Organizations of all shapes and sizes utilize systems to ensure that the right work gets done at the right time in the right way. In fact many will have a system of systems to manage them all.
However, over the years what I have noticed is that many of these systems end up as little more than the sum of their parts: processes, activities, tasks, etc. Systems rarely do or ever create the intended outcomes at the levels needed by the organization.
There are many reasons for why this is the case. One of these reasons, which I have discussed before, has to do with the approach chosen for system implementation. Most implementations use a component-first approach that is followed by successive phases to build in more capabilities over time to finally reach a system that is "effective."
While there may have been good intentions to get there, the final state of "effective" is seldom reached. As a result companies end up with systems that do not fulfill their purpose and in many cases are barely operational.
You might say that a component-first approach is the equivalent of the "waterfall" project methodology where benefits are realized only at the very end. This approach makes sense when you have a a high degree of certainty in both the ends and the means of what you are building.
However, what if you needed to learn both what the ends are and the means to get there as you went along. Is this not what advancing capability maturity looks like? This kind of implementation requires a different approach.
You would need a working system (i.e. operational) right at the start in the same way that "agile" focuses on having working software right at the start.

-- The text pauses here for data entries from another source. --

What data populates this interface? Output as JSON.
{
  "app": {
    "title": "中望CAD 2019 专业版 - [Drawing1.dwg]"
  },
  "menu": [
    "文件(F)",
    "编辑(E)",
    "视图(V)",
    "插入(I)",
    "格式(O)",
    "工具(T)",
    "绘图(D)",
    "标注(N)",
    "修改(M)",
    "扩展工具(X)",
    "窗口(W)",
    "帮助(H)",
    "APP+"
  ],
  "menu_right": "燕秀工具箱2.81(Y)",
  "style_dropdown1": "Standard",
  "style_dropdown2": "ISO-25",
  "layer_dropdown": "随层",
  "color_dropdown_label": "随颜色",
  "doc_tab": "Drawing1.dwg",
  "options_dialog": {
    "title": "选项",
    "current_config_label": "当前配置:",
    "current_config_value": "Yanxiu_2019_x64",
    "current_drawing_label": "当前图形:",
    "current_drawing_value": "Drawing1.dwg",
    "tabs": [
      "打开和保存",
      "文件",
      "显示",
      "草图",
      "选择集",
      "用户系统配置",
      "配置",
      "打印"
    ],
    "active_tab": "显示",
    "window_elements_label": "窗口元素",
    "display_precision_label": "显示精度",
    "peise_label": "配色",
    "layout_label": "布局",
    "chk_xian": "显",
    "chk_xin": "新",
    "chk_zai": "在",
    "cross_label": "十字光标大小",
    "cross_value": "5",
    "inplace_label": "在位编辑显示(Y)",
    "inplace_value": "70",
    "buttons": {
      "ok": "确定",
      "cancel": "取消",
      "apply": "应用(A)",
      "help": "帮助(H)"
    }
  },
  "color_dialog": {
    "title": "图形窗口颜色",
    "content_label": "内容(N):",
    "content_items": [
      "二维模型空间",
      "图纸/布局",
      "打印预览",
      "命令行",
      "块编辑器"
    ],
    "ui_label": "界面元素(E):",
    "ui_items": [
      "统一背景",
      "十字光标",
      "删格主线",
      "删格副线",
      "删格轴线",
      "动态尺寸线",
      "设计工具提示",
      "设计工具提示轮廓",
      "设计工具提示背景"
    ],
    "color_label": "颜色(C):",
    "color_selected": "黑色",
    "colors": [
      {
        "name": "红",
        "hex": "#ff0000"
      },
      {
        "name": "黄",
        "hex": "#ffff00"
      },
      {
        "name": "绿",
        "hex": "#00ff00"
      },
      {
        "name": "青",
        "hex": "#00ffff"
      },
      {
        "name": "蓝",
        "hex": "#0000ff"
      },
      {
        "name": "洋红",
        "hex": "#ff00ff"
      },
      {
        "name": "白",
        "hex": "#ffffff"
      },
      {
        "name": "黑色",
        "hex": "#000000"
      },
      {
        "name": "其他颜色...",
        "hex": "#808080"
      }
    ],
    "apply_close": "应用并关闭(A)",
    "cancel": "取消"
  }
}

In fact, this strategy is called the, "Lean Startup" approach which focuses not only always on having working code but having a working system or better always having a system that works.

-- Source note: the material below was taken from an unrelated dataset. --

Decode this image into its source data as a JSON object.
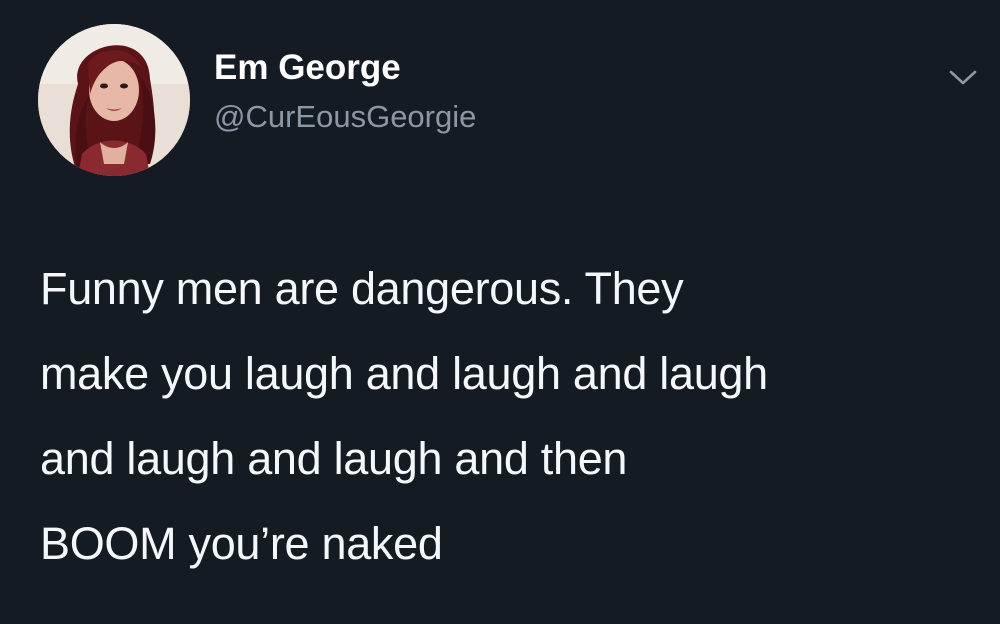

This approach affords companies the opportunity to learn on an operational system to improve performance and effectiveness at every stage of system development. Benefits can be realized early rather than later and this is critical when it comes to advancing quality, safety, environmental and regulatory outcomes where the risks are high.
Agile and Lean Startup are examples of system-thinking used for software development but can also be applied to other kinds of endeavors. The key is to take a holistic rather than reductive perspective when it comes to building a system. You can read more about the Lean Startup / Agile approach here.
To help our members learn more about systems-thinking we have compiled a curated list of videos on the topic along with blog articles and other resources. The Systems Thinking Workshop is available to all members as part of our free membership package. We will be adding more content over time with specific attention to its application to risk & compliance.